Phthalates exposure as environmental risk factor for type 2 diabetes mellitus

Munaya Fauziah, Suhartono Suhartono, Bagoes Widjanarko, Muhammad Hussein Gasem


Phthalates exposure occurs in all areas, such as foods' plastic packaging, cosmetics, and others. Previous studies showed that phthalates are associated with the prevalence of T2DM. Type 2 Diabetes Mellitus (T2DM) is caused by a combination of defective insulin secretion by pancreatic β-cells and the insulin-resistance. This study aimed to investigate whether phthalate exposure is an environmental risk factor for T2DM. A case-control study was conducted among residents in the South Tangerang district from June 2020 to February 2021 using a purposive sampling technique. The cases were the patients   diagnosed T2DM with HbA1c>6.5% random blood sugar>200 mg/dL, with history T2DM treatment. The respondents' urines were collected and evaluated using liquid chromatography/mass spectrometry (LC/MS). A total of 47 cases and 47 controls were recruited in the study. The lowest monomethyl phthalate (MEP) and mono (2-ethyl-5-hydroxyhexyl) phthalate (MEHHP) were 5.37 µg/L and 2.02 µg/L, respectively. On multivariable regression analysis, the high urinary MEP level (>131.91 µg/L) was independently associated with T2DM (OR: 3.754, 95% CI: 1.559–8.811, p-value: 0.002). MEP is an environmental risk factor for T2DM and likely has a significant impact on human health than MEHHP.

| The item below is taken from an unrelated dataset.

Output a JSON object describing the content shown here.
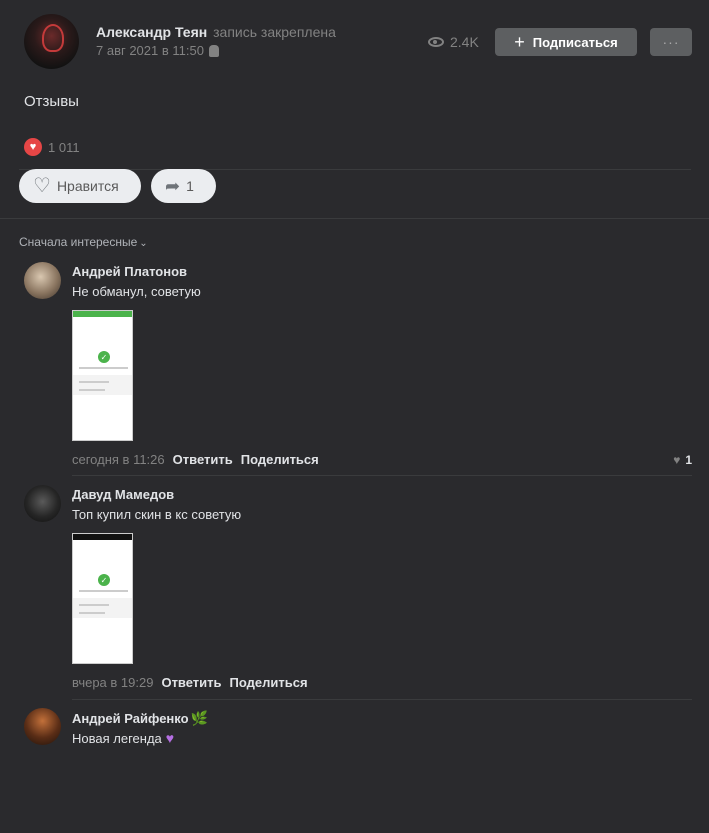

Full Text:




  • There are currently no refbacks.

International Journal of Public Health Science (IJPHS)
p-ISSN: 2252-8806, e-ISSN: 2620-4126

View IJPHS Stats

Creative Commons License
This work is licensed under a Creative Commons Attribution-ShareAlike 4.0 International License.